*** Block opens ***
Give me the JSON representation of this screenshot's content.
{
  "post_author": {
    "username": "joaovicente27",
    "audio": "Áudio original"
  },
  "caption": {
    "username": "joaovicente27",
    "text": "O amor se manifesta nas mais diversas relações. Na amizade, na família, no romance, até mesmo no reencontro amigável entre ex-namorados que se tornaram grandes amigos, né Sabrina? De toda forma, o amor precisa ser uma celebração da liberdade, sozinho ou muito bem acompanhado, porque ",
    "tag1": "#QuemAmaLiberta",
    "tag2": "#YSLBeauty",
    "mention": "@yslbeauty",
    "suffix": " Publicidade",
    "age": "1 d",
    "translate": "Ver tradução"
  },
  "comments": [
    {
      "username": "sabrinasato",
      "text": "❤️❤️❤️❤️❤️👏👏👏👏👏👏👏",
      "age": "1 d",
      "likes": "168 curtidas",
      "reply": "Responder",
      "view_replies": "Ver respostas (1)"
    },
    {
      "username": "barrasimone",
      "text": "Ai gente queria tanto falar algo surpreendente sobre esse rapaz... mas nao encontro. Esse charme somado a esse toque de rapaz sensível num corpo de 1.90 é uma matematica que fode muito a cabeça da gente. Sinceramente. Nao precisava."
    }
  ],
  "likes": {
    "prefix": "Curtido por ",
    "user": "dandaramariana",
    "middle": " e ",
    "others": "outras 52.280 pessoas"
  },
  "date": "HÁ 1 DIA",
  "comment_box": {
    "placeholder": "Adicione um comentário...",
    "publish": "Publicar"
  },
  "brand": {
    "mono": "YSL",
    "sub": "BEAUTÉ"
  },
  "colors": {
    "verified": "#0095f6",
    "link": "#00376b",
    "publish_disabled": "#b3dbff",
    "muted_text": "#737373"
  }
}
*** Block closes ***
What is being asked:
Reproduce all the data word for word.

Output for this exercise:
Give me the JSON representation of this screenshot's content.
{
  "post_author": {
    "username": "joaovicente27",
    "audio": "Áudio original"
  },
  "caption": {
    "username": "joaovicente27",
    "text": "O amor se manifesta nas mais diversas relações. Na amizade, na família, no romance, até mesmo no reencontro amigável entre ex-namorados que se tornaram grandes amigos, né Sabrina? De toda forma, o amor precisa ser uma celebração da liberdade, sozinho ou muito bem acompanhado, porque ",
    "tag1": "#QuemAmaLiberta",
    "tag2": "#YSLBeauty",
    "mention": "@yslbeauty",
    "suffix": " Publicidade",
    "age": "1 d",
    "translate": "Ver tradução"
  },
  "comments": [
    {
      "username": "sabrinasato",
      "text": "❤️❤️❤️❤️❤️👏👏👏👏👏👏👏",
      "age": "1 d",
      "likes": "168 curtidas",
      "reply": "Responder",
      "view_replies": "Ver respostas (1)"
    },
    {
      "username": "barrasimone",
      "text": "Ai gente queria tanto falar algo surpreendente sobre esse rapaz... mas nao encontro. Esse charme somado a esse toque de rapaz sensível num corpo de 1.90 é uma matematica que fode muito a cabeça da gente. Sinceramente. Nao precisava."
    }
  ],
  "likes": {
    "prefix": "Curtido por ",
    "user": "dandaramariana",
    "middle": " e ",
    "others": "outras 52.280 pessoas"
  },
  "date": "HÁ 1 DIA",
  "comment_box": {
    "placeholder": "Adicione um comentário...",
    "publish": "Publicar"
  },
  "brand": {
    "mono": "YSL",
    "sub": "BEAUTÉ"
  },
  "colors": {
    "verified": "#0095f6",
    "link": "#00376b",
    "publish_disabled": "#b3dbff",
    "muted_text": "#737373"
  }
}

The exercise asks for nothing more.